Heads up, this one’s long, personal, and maybe sort of pointless, but it’s been swimming around in my head for a long time, and since I did just ask everyone to tell me about themselves, it seems relevant.
This post has been in my head for months–as a matter of fact, I started writing it there the day I came back to this blog, but I kept coming up with reasons not to flesh it out and post it. When I came up with the July Challenge, it was on my mind, and then I read this post at Tree Heals Go Woosh (which is, by the way, the best blog name ever). It got me thinking about all of that stuff again since the end of Wrath/beginning of Cataclysm brought a lot of this to the forefront for me.

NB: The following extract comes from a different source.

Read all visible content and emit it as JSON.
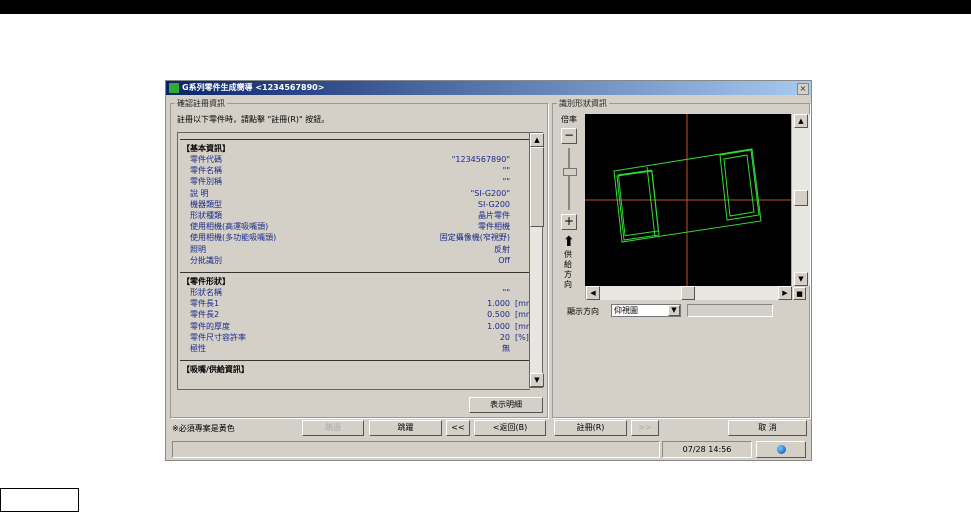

Over the course of Wrath, I learned so much about WoW. I’d been playing half-blind for a couple of years, I realized, and with the leap into blogging, I suddenly had a world of information and experiences at my fingertips. As an expansion, Wrath encouraged that exploration, and I honed a lot of my skills there.
I had a lot going on in my life during that expansion, too; a lot of change: my father-in-law passed away from cancer, my brother-in-law had a heart attack and a stroke, my daughter started kindergarten, and my son was diagnosed with autism. I was stressed out, at my highest weight ever, dealing with my own issues on top of everything else, and profoundly insecure.
I started using WoW and its many, many things to do as an escape, but more than that, I started to find my identity there. I didn’t know who I was out here. To myself, I didn’t have any worth out here in the real world. I couldn’t stop the pain my husband was experiencing from the loss of his father. I didn’t know how to reach my son. I felt like I was shortchanging my daughter.
In WoW, I was becoming a decent moonkin, my dps improving little by little as I grew determined to become a better player. My raid awareness improved leaps and bounds. I was writing boss strats for this blog, so I knew the fights inside and out. I was succeeding in Warcraft at the same time I felt like I was failing in the real world.
I did what I could with my family, I did everything I knew to do with my kids, I comforted my husband the best I knew how, but I never felt like I was doing enough. When they all went to bed, I’d log in to WoW and be someone that didn’t suck for a while. When I did fail, I took it hard, because more and more I was finding my security in the game.
At the end of Wrath, most of the guild was burned out, myself and my husband included. Everyone had much shorter tempers, and those that were past getting irritated had gone completely indifferent. There was a lot of bickering, a lot of being nasty behind people’s backs, and a lot of disappointment. We were on edge, and we got pushed too far. After a tough week of discussing it with each other and with the officers, we left our guild of four years. It sucked, and my safe WoW identity began to crumble.
We found a new guild and joined, and they were great. They weren’t raiding at the time, which gave us some breathing room before Cataclysm came out. We went into Cataclysm raiding and hoped for the best; we enjoyed the fresh, mostly positive attitudes we found in our new guild.
But every guild has its issues, and when we went to 10-man from 25, things got messy. People started to quit–the people we felt closest to in our new guild started to fall away one by one. The things tying me to WoW were disappearing.
I won’t go into details, it’s kind of personal (I know, like the rest of this isn’t), but I had my eyes opened to what I needed to be doing one night to connect with my family, and I quit raiding altogether.
With the end of raiding came the end of WoW for me for a while. I play to raid; I always have. Everything else is fun, but it’s not raiding. Over the next several months, I got to know both my kids a little better. I spent more time with my husband. I refocused on my faith. I started writing fiction and poetry. I started to figure out who I was.
The biggest change, though, came when my husband and I kicked our weight loss into high gear last summer. Suddenly, I could do things–things I thought were impossible. I could walk for miles, lift weights, even run!
My writing started to garner some appreciation. I watched fat start to melt away. I grew closer to my husband and spent more time with my kids. I learned more about my faith and where I stand. My accomplishments stacked up; my confidence grew. I didn’t need WoW to tell me I was a worthwhile person anymore–I was proving it to myself in all the ways that really mattered.
When the kids started school, I suddenly had time on my hands. They were gone for hours during the day, and they went to bed early at night. I realized I missed WoW, and I started playing again. Through a random encounter with a former guild member (and friend) in Baradin Hold, I rejoined my original guild. They needed raiders, and I was in a position to give it a go again.
Now I play for different reasons. I play because it’s fun. I play because I like improving my game, I like killing bosses, I like the camaraderie, I like my guild.
I’m not just Ambermist the druid (though I like being Amber very much, don’t get me wrong! ), I’m a lot of things. I’m a mom, wife, friend, writer. I’ve accomplished things that have nothing to do with achievement points.
The game is fun again for me, not because it changed, but because I did.